~Richard Yates, The Easter Parade

(photo: Fifth Avenue Bus, Washington Square, Manhattan. (October 21, 1936) by Berenice Abbott)

"Ordinarily, the fact of someone’s coming from New York might have held a certain prestige, for to most of the children the city was an awesome, adult place that swallowed up their fathers every day, and which they themselves were permitted to visit only rarely, in their best clothes, as a treat. But anyone could see at a glance that Vincent Sabella had nothing whatever to do with skyscrapers. Even if you could ignore his tangled black hair and gray skin, his clothes would have given away: absurdly new corduroys, absurdly old sneakers and a yellow sweatshirt, much too small with the shredded remains of a Mickey Mouse design stamped on its chest. Clearly, he was from the part of New York that you had to pass through on the train to Grand Central—the part where people hung bedding over their windowsills and leaned out on it all day in a trance of boredom, and where you got vistas of straight, deep streets, one after another, all alike in the clutter of their sidewalks, and all swarming with gray boys at playing some desperate kind of ball game."
~ Richard Yates, Doctor Jack-0’-Lantern from his collection of short stories, Eleven Kinds of Loneliness
(pic © Rebecca Lepkoff)

"Ordinarily, the fact of someone’s coming from New York might have held a certain prestige, for to most of the children the city was an awesome, adult place that swallowed up their fathers every day, and which they themselves were permitted to visit only rarely, in their best clothes, as a treat. But anyone could see at a glance that Vincent Sabella had nothing whatever to do with skyscrapers. Even if you could ignore his tangled black hair and gray skin, his clothes would have given away: absurdly new corduroys, absurdly old sneakers and a yellow sweatshirt, much too small with the shredded remains of a Mickey Mouse design stamped on its chest.
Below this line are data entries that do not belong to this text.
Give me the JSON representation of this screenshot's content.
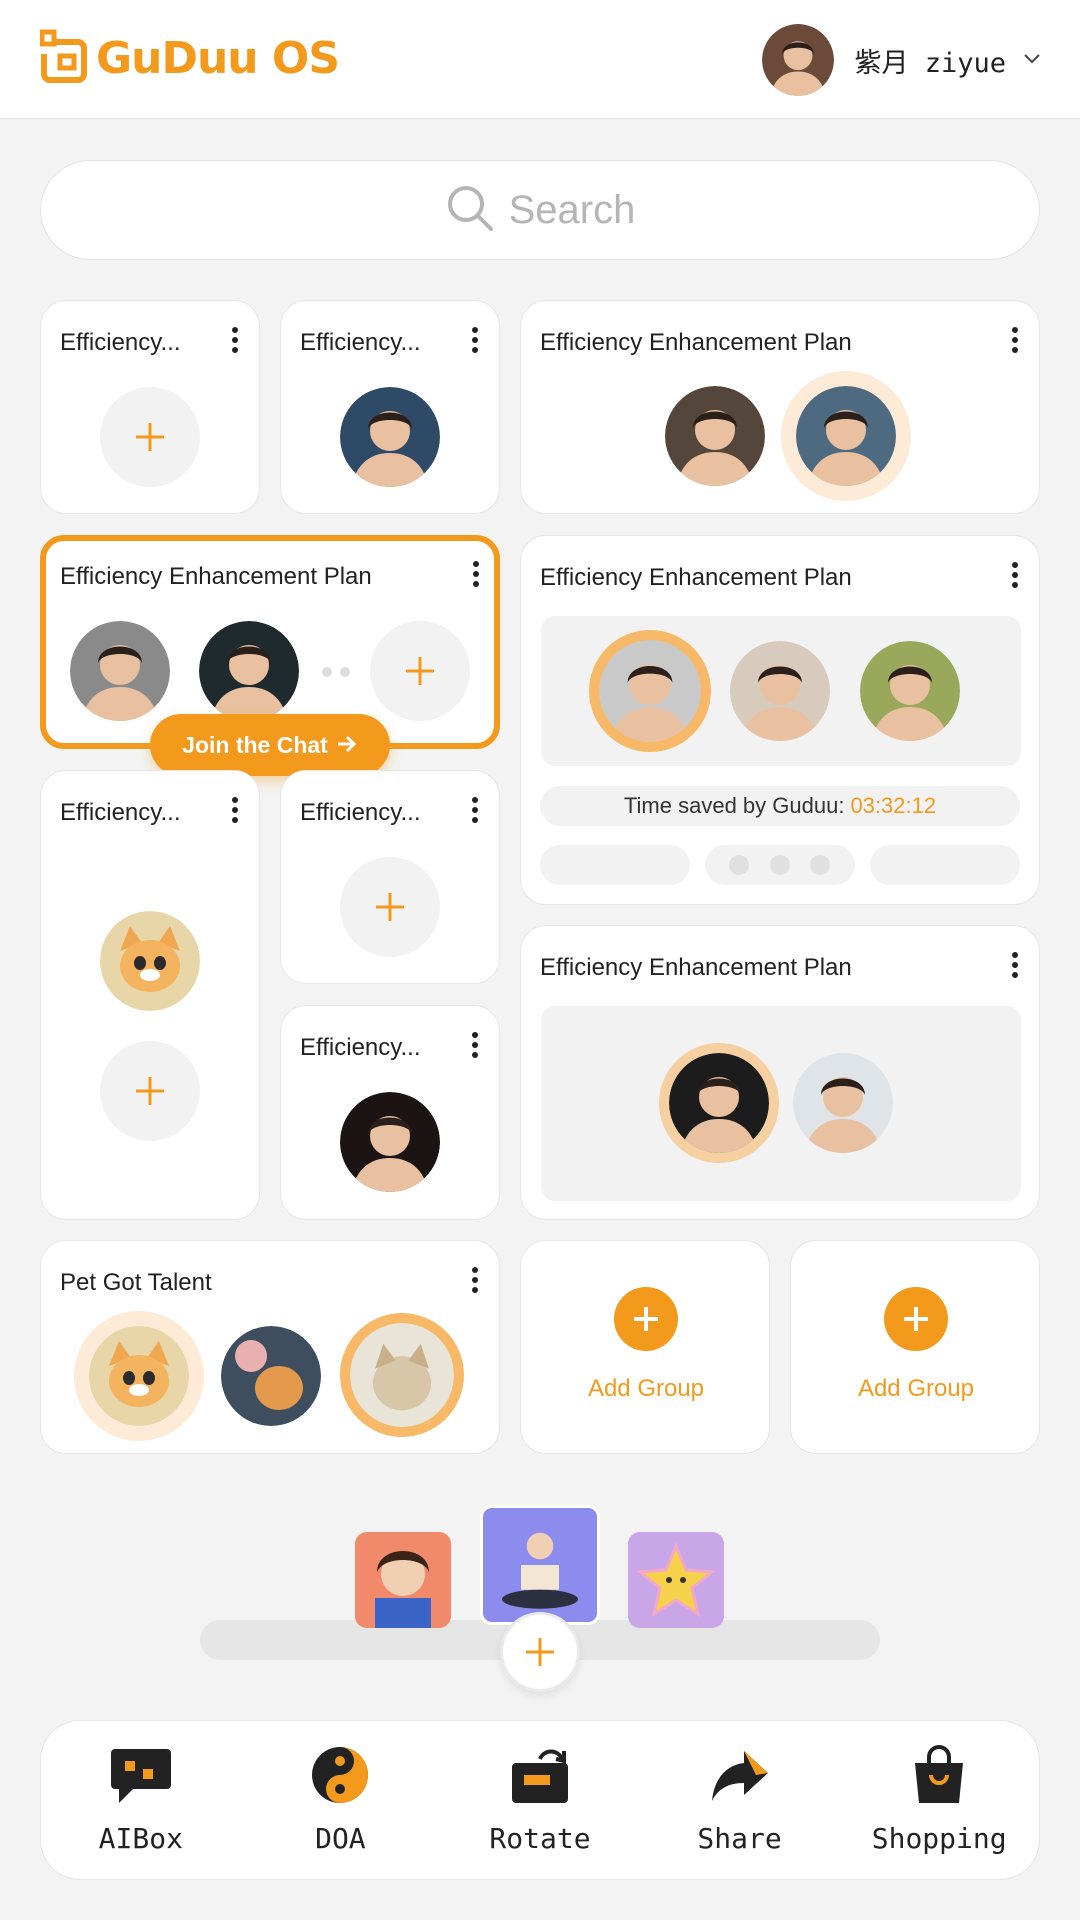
{
  "header": {
    "app_name": "GuDuu OS",
    "user_name": "紫月 ziyue"
  },
  "search": {
    "placeholder": "Search"
  },
  "cards": {
    "c1_title": "Efficiency...",
    "c2_title": "Efficiency...",
    "c3_title": "Efficiency Enhancement Plan",
    "c4_title": "Efficiency Enhancement Plan",
    "c5_title": "Efficiency Enhancement Plan",
    "c6_title": "Efficiency...",
    "c7_title": "Efficiency...",
    "c8_title": "Efficiency...",
    "c9_title": "Efficiency Enhancement Plan",
    "c10_title": "Pet Got Talent",
    "join_label": "Join the Chat",
    "time_label": "Time saved by Guduu:",
    "time_value": "03:32:12",
    "add_group_1": "Add Group",
    "add_group_2": "Add Group"
  },
  "dock": {
    "items": [
      {
        "label": "AIBox",
        "icon": "chat-box-icon"
      },
      {
        "label": "DOA",
        "icon": "yin-yang-icon"
      },
      {
        "label": "Rotate",
        "icon": "rotate-icon"
      },
      {
        "label": "Share",
        "icon": "share-arrow-icon"
      },
      {
        "label": "Shopping",
        "icon": "shopping-bag-icon"
      }
    ]
  },
  "colors": {
    "accent": "#f39a1c",
    "background": "#f3f3f3",
    "card": "#ffffff"
  }
}
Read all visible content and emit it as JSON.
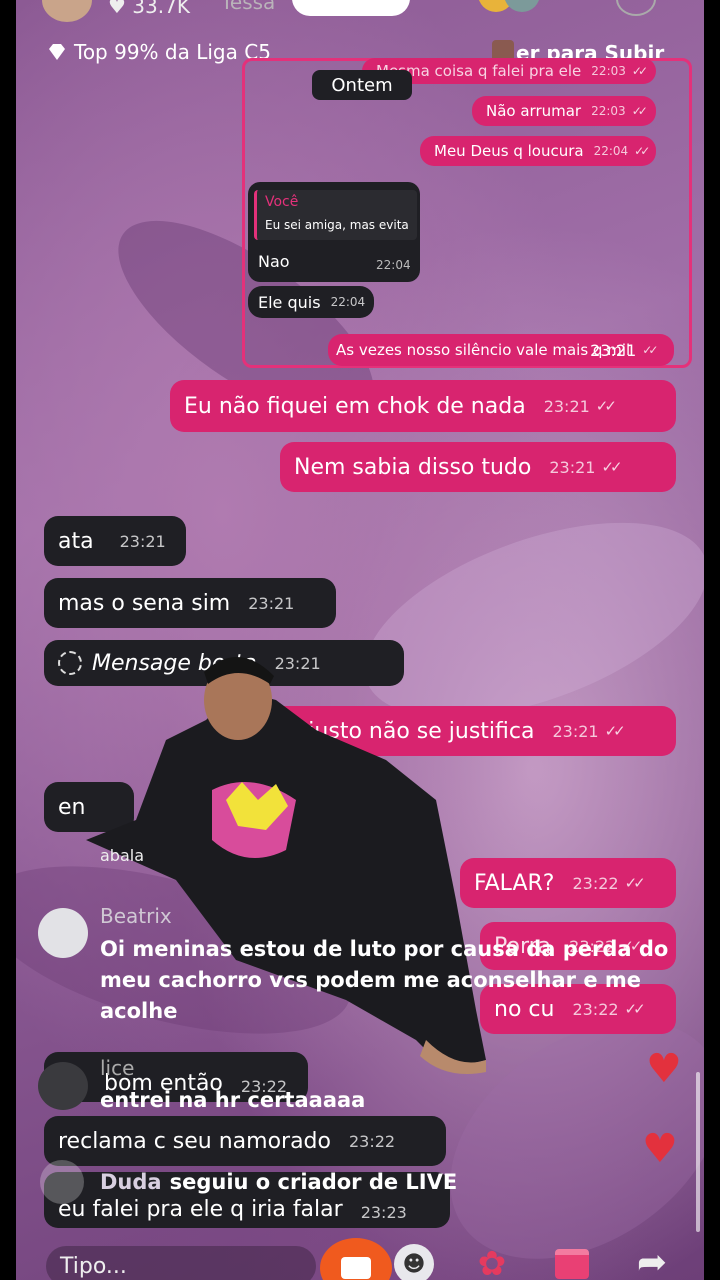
{
  "top": {
    "likes": "♥ 33.7K",
    "username": "Iessa",
    "league": "Top 99% da Liga C5",
    "subir": "er para Subir"
  },
  "screenshot": {
    "date_chip": "Ontem",
    "messages": [
      {
        "text": "Mesma coisa q falei pra ele",
        "time": "22:03"
      },
      {
        "text": "Não arrumar",
        "time": "22:03"
      },
      {
        "text": "Meu Deus q loucura",
        "time": "22:04"
      },
      {
        "quote_author": "Você",
        "quote_text": "Eu sei amiga, mas evita",
        "text": "Nao",
        "time": "22:04"
      },
      {
        "text": "Ele quis",
        "time": "22:04"
      },
      {
        "text": "As vezes nosso silêncio vale mais q mil",
        "time": "23:21"
      }
    ]
  },
  "chat": [
    {
      "text": "Eu não fiquei em chok de nada",
      "time": "23:21"
    },
    {
      "text": "Nem sabia disso tudo",
      "time": "23:21"
    },
    {
      "text": "ata",
      "time": "23:21"
    },
    {
      "text": "mas o sena sim",
      "time": "23:21"
    },
    {
      "text": "Mensage   berta",
      "time": "23:21"
    },
    {
      "text": "O justo não se justifica",
      "time": "23:21"
    },
    {
      "text": "en"
    },
    {
      "text": "FALAR?",
      "time": "23:22"
    },
    {
      "text": "Porra",
      "time": "23:22"
    },
    {
      "text": "no cu",
      "time": "23:22"
    },
    {
      "text": "bom então",
      "time": "23:22"
    },
    {
      "text": "reclama c seu namorado",
      "time": "23:22"
    },
    {
      "text": "eu falei pra ele q iria falar",
      "time": "23:23"
    }
  ],
  "live_comments": {
    "beatrix_name": "Beatrix",
    "beatrix_text": "Oi meninas estou de luto  por causa da perda do meu cachorro vcs podem me aconselhar e me acolhe",
    "alice_name": "lice",
    "alice_text": "entrei na hr certaaaaa",
    "follow_user": "Duda",
    "follow_text": "seguiu o criador de LIVE"
  },
  "partial_label": "abala",
  "input": {
    "placeholder": "Tipo..."
  },
  "colors": {
    "outgoing": "#d8246f",
    "incoming": "#1f1f24",
    "accent": "#e4317a"
  },
  "icons": [
    "heart-icon",
    "gem-icon",
    "gift-icon",
    "rose-icon",
    "share-icon",
    "emoji-icon",
    "camera-icon",
    "follow-icon",
    "phone-icon"
  ]
}
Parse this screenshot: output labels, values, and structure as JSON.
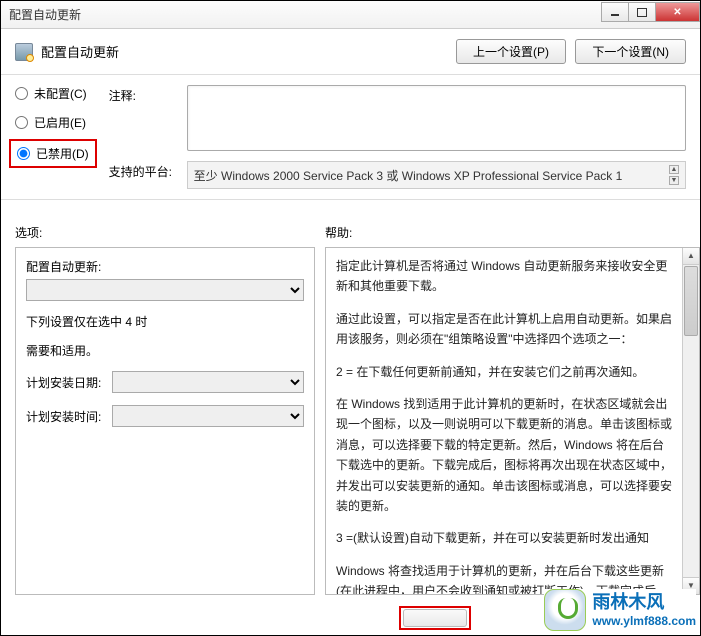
{
  "window": {
    "title": "配置自动更新"
  },
  "header": {
    "heading": "配置自动更新",
    "prev_button": "上一个设置(P)",
    "next_button": "下一个设置(N)"
  },
  "radios": {
    "not_configured": "未配置(C)",
    "enabled": "已启用(E)",
    "disabled": "已禁用(D)"
  },
  "meta": {
    "comment_label": "注释:",
    "comment_value": "",
    "platform_label": "支持的平台:",
    "platform_value": "至少 Windows 2000 Service Pack 3 或 Windows XP Professional Service Pack 1"
  },
  "sections": {
    "options_label": "选项:",
    "help_label": "帮助:"
  },
  "options": {
    "config_label": "配置自动更新:",
    "config_value": "",
    "note1": "下列设置仅在选中 4 时",
    "note2": "需要和适用。",
    "date_label": "计划安装日期:",
    "date_value": "",
    "time_label": "计划安装时间:",
    "time_value": ""
  },
  "help": {
    "p1": "指定此计算机是否将通过 Windows 自动更新服务来接收安全更新和其他重要下载。",
    "p2": "通过此设置，可以指定是否在此计算机上启用自动更新。如果启用该服务，则必须在\"组策略设置\"中选择四个选项之一：",
    "p3": "2 = 在下载任何更新前通知，并在安装它们之前再次通知。",
    "p4": "在 Windows 找到适用于此计算机的更新时，在状态区域就会出现一个图标，以及一则说明可以下载更新的消息。单击该图标或消息，可以选择要下载的特定更新。然后，Windows 将在后台下载选中的更新。下载完成后，图标将再次出现在状态区域中，并发出可以安装更新的通知。单击该图标或消息，可以选择要安装的更新。",
    "p5": "3 =(默认设置)自动下载更新，并在可以安装更新时发出通知",
    "p6": "Windows 将查找适用于计算机的更新，并在后台下载这些更新(在此进程中，用户不会收到通知或被打断工作)。下载完成后，图标将出现在状态区域中，并发"
  },
  "watermark": {
    "name": "雨林木风",
    "url": "www.ylmf888.com"
  }
}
Clearly, he was from the part of New York that you had to pass through on the train to Grand Central—the part where people hung bedding over their windowsills and leaned out on it all day in a trance of boredom, and where you got vistas of straight, deep streets, one after another, all alike in the clutter of their sidewalks, and all swarming with gray boys at playing some desperate kind of ball game."

~ Richard Yates, Doctor Jack-0’-Lantern from his collection of short stories, Eleven Kinds of Loneliness

(pic © Rebecca Lepkoff)